### PROBLEM
Retype each of the records below exactly, leaving the pictures out.

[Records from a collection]
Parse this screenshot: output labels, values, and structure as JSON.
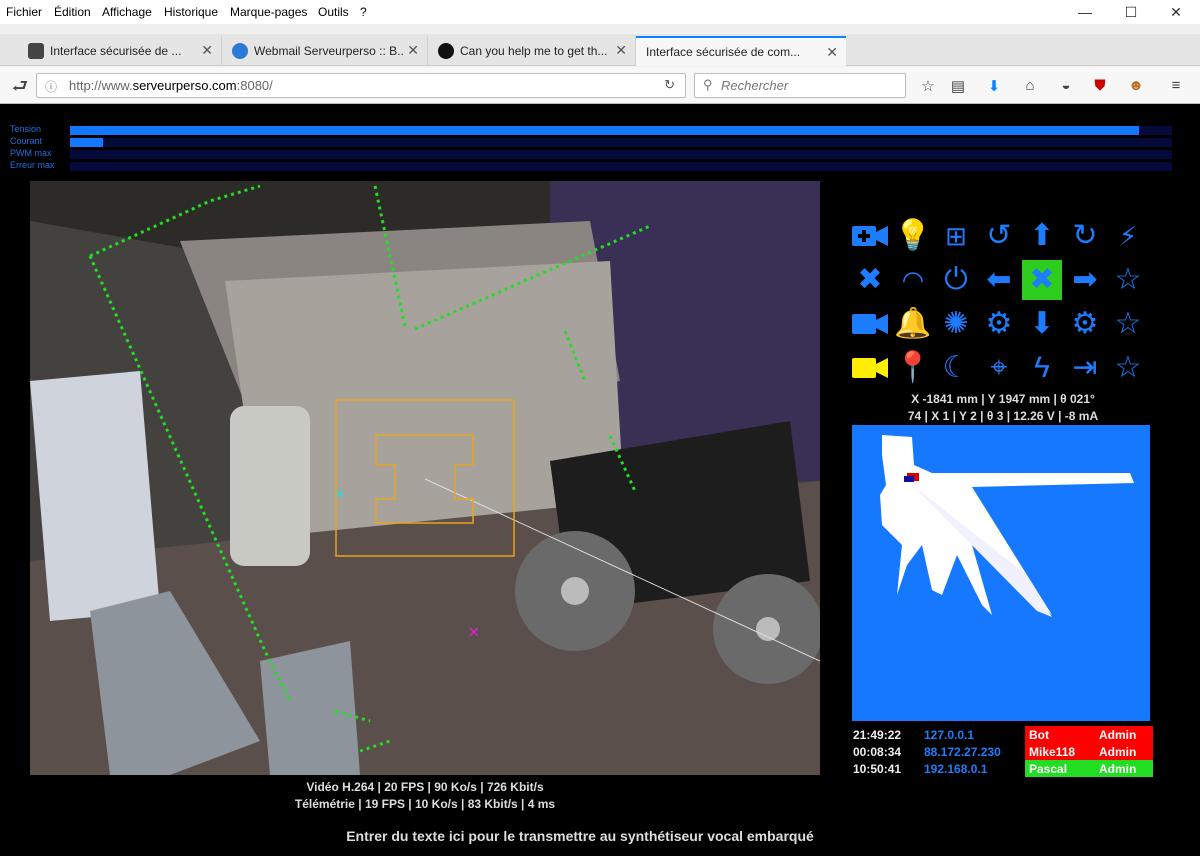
{
  "menu": [
    "Fichier",
    "Édition",
    "Affichage",
    "Historique",
    "Marque-pages",
    "Outils",
    "?"
  ],
  "tabs": [
    {
      "title": "Interface sécurisée de ...",
      "favicon_color": "#444444"
    },
    {
      "title": "Webmail Serveurperso :: B...",
      "favicon_color": "#2a7ad6"
    },
    {
      "title": "Can you help me to get th...",
      "favicon_color": "#111111"
    },
    {
      "title": "Interface sécurisée de com...",
      "favicon_color": "#f7f7f7"
    }
  ],
  "url": {
    "prefix": "http://www.",
    "host": "serveurperso.com",
    "suffix": ":8080/"
  },
  "search_placeholder": "Rechercher",
  "gauges": [
    {
      "label": "Tension",
      "level": 0.97
    },
    {
      "label": "Courant",
      "level": 0.03
    },
    {
      "label": "PWM max",
      "level": 0
    },
    {
      "label": "Erreur max",
      "level": 0
    }
  ],
  "video_stats": {
    "line1": "Vidéo H.264 | 20 FPS | 90 Ko/s | 726 Kbit/s",
    "line2": "Télémétrie | 19 FPS | 10 Ko/s | 83 Kbit/s | 4 ms"
  },
  "controls": [
    [
      "video-add-icon",
      "lightbulb-icon",
      "network-icon",
      "rotate-left-icon",
      "arrow-up-icon",
      "rotate-right-icon",
      "plug-icon"
    ],
    [
      "close-icon",
      "wifi-icon",
      "power-icon",
      "arrow-left-icon",
      "stop-icon",
      "arrow-right-icon",
      "star-icon"
    ],
    [
      "video-icon",
      "alarm-icon",
      "laser-icon",
      "gear-icon",
      "arrow-down-icon",
      "gear-icon",
      "star-icon"
    ],
    [
      "camera-active-icon",
      "location-icon",
      "sleep-icon",
      "target-icon",
      "lightning-icon",
      "exit-icon",
      "star-icon"
    ]
  ],
  "position": {
    "line1": "X -1841 mm | Y 1947 mm | θ 021°",
    "line2": "74 | X 1 | Y 2 | θ 3 | 12.26 V | -8 mA"
  },
  "users": [
    {
      "time": "21:49:22",
      "ip": "127.0.0.1",
      "name": "Bot",
      "role": "Admin",
      "color": "#ff0000"
    },
    {
      "time": "00:08:34",
      "ip": "88.172.27.230",
      "name": "Mike118",
      "role": "Admin",
      "color": "#ff0000"
    },
    {
      "time": "10:50:41",
      "ip": "192.168.0.1",
      "name": "Pascal",
      "role": "Admin",
      "color": "#22dd22"
    }
  ],
  "tts_prompt": "Entrer du texte ici pour le transmettre au synthétiseur vocal embarqué"
}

### RESULT BELOW
Parse this screenshot: output labels, values, and structure as JSON.
{
  "menu": [
    "Fichier",
    "Édition",
    "Affichage",
    "Historique",
    "Marque-pages",
    "Outils",
    "?"
  ],
  "tabs": [
    {
      "title": "Interface sécurisée de ...",
      "favicon_color": "#444444"
    },
    {
      "title": "Webmail Serveurperso :: B...",
      "favicon_color": "#2a7ad6"
    },
    {
      "title": "Can you help me to get th...",
      "favicon_color": "#111111"
    },
    {
      "title": "Interface sécurisée de com...",
      "favicon_color": "#f7f7f7"
    }
  ],
  "url": {
    "prefix": "http://www.",
    "host": "serveurperso.com",
    "suffix": ":8080/"
  },
  "search_placeholder": "Rechercher",
  "gauges": [
    {
      "label": "Tension",
      "level": 0.97
    },
    {
      "label": "Courant",
      "level": 0.03
    },
    {
      "label": "PWM max",
      "level": 0
    },
    {
      "label": "Erreur max",
      "level": 0
    }
  ],
  "video_stats": {
    "line1": "Vidéo H.264 | 20 FPS | 90 Ko/s | 726 Kbit/s",
    "line2": "Télémétrie | 19 FPS | 10 Ko/s | 83 Kbit/s | 4 ms"
  },
  "controls": [
    [
      "video-add-icon",
      "lightbulb-icon",
      "network-icon",
      "rotate-left-icon",
      "arrow-up-icon",
      "rotate-right-icon",
      "plug-icon"
    ],
    [
      "close-icon",
      "wifi-icon",
      "power-icon",
      "arrow-left-icon",
      "stop-icon",
      "arrow-right-icon",
      "star-icon"
    ],
    [
      "video-icon",
      "alarm-icon",
      "laser-icon",
      "gear-icon",
      "arrow-down-icon",
      "gear-icon",
      "star-icon"
    ],
    [
      "camera-active-icon",
      "location-icon",
      "sleep-icon",
      "target-icon",
      "lightning-icon",
      "exit-icon",
      "star-icon"
    ]
  ],
  "position": {
    "line1": "X -1841 mm | Y 1947 mm | θ 021°",
    "line2": "74 | X 1 | Y 2 | θ 3 | 12.26 V | -8 mA"
  },
  "users": [
    {
      "time": "21:49:22",
      "ip": "127.0.0.1",
      "name": "Bot",
      "role": "Admin",
      "color": "#ff0000"
    },
    {
      "time": "00:08:34",
      "ip": "88.172.27.230",
      "name": "Mike118",
      "role": "Admin",
      "color": "#ff0000"
    },
    {
      "time": "10:50:41",
      "ip": "192.168.0.1",
      "name": "Pascal",
      "role": "Admin",
      "color": "#22dd22"
    }
  ],
  "tts_prompt": "Entrer du texte ici pour le transmettre au synthétiseur vocal embarqué"
}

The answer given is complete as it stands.